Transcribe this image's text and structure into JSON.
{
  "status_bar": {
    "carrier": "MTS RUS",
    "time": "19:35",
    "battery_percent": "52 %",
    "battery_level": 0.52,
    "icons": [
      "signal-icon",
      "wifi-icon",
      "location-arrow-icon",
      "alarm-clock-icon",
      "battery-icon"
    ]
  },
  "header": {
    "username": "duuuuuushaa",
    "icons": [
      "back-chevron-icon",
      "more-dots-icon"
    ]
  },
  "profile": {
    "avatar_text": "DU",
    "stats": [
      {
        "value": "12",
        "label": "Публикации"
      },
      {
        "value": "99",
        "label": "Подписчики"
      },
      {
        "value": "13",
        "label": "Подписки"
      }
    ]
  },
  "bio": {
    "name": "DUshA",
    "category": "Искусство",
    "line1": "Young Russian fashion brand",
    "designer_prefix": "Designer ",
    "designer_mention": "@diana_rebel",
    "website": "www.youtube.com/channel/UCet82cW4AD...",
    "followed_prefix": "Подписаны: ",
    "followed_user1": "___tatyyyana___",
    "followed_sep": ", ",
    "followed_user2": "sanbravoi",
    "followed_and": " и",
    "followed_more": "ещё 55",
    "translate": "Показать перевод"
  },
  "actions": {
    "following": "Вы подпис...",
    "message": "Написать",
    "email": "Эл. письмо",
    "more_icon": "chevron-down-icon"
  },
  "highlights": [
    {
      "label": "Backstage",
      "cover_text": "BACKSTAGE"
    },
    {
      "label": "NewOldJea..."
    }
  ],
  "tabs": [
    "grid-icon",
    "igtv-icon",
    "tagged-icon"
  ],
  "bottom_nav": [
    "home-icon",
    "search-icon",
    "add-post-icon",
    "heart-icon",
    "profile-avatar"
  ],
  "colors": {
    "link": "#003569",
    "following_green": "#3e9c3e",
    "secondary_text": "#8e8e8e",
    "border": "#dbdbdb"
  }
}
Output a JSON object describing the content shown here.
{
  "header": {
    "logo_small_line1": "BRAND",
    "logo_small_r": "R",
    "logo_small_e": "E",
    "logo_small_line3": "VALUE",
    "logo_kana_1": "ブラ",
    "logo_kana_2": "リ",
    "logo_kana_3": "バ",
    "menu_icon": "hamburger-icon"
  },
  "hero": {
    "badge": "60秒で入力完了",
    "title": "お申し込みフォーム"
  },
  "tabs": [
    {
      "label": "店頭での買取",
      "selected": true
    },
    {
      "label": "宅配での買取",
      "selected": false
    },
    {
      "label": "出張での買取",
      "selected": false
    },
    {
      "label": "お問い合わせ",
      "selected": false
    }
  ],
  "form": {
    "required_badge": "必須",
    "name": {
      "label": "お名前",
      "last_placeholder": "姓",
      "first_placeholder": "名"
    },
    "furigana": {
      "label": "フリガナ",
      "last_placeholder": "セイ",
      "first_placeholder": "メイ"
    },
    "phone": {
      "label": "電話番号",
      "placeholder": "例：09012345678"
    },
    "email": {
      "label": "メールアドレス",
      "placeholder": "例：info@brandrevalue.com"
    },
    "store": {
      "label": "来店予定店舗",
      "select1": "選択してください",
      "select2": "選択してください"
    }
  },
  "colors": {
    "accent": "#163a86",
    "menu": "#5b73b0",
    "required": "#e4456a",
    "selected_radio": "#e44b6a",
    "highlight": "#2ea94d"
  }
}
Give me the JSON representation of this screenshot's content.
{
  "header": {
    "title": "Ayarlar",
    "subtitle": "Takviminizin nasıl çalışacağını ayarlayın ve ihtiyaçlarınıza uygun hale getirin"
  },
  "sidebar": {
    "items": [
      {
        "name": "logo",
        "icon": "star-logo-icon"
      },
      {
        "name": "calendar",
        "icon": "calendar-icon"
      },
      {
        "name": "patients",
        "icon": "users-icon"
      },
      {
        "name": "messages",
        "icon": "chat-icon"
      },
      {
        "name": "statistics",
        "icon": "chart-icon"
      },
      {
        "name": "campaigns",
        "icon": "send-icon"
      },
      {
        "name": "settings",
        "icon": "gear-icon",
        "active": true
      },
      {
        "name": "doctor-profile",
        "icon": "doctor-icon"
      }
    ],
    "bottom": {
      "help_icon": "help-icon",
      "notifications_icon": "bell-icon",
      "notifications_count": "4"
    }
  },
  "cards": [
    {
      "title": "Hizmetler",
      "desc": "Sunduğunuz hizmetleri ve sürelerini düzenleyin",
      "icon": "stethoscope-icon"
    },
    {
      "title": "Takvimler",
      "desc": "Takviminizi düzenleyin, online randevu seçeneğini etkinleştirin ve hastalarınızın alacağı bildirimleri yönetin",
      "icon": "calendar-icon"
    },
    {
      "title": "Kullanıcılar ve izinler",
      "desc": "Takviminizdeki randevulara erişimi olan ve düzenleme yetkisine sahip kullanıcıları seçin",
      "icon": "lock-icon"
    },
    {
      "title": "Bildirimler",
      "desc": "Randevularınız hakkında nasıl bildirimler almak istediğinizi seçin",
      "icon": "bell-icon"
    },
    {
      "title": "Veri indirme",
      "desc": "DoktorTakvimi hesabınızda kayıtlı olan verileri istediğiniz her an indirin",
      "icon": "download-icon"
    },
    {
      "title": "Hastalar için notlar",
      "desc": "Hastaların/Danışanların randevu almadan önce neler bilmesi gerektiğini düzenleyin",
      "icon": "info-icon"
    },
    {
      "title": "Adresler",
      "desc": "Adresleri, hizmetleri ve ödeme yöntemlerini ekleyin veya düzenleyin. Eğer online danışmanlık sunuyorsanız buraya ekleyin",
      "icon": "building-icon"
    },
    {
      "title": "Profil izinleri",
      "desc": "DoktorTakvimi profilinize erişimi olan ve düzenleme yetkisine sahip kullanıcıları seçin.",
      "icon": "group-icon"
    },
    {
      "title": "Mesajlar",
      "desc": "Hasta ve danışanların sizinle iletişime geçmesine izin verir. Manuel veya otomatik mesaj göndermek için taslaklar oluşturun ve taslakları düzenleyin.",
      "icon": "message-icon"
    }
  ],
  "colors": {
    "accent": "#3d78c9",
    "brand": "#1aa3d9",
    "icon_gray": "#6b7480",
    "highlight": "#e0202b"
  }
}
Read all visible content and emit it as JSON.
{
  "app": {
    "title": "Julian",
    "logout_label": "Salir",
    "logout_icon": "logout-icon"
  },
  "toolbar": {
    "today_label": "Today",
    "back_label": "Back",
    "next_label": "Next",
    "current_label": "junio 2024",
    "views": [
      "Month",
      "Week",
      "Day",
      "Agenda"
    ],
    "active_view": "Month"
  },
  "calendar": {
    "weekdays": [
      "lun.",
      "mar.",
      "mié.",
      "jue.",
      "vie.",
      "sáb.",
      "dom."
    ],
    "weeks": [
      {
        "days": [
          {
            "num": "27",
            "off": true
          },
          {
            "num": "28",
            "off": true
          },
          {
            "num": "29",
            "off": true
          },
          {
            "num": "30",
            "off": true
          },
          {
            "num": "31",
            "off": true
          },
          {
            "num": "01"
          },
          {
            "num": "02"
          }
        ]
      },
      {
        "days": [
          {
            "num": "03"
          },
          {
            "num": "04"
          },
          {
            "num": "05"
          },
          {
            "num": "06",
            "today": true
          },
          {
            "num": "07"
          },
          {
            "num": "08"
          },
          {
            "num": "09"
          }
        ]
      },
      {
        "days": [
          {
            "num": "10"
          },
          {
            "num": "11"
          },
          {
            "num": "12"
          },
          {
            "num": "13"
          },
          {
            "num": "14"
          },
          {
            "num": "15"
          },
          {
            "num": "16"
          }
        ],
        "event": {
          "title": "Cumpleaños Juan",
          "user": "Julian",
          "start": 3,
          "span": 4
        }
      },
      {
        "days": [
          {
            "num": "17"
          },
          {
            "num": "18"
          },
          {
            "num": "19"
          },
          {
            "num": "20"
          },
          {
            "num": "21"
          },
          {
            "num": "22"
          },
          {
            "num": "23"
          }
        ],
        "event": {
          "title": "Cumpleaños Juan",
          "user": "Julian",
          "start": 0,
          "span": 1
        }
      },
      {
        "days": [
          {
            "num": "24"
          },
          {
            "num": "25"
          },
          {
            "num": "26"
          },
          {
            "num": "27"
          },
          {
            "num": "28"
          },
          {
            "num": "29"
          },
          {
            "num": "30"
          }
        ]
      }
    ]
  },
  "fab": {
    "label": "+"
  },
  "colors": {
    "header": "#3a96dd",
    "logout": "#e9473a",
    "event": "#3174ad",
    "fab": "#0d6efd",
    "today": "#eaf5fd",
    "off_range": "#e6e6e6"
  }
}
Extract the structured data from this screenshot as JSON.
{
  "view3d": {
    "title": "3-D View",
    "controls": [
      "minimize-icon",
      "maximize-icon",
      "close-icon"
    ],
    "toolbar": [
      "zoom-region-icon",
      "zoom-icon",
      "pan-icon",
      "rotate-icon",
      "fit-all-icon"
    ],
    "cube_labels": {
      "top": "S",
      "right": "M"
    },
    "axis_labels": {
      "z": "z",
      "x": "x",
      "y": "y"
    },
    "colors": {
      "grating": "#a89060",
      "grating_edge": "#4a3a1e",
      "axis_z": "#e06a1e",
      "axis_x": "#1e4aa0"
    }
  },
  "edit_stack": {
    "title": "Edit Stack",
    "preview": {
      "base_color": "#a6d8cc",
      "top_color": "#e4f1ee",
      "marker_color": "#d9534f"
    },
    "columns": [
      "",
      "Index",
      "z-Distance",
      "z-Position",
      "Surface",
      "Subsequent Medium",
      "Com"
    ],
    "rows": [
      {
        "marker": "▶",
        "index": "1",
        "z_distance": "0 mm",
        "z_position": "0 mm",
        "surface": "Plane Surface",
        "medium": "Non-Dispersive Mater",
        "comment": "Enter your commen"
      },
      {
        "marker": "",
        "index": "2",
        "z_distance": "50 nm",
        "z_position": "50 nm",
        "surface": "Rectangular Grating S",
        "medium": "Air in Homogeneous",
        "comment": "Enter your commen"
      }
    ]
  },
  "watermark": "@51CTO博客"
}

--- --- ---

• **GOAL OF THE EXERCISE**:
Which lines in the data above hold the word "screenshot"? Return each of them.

• **RESPONSE AREA**:
Give me the JSON representation of this screenshot's content.
Extract the structured data from this screenshot as JSON.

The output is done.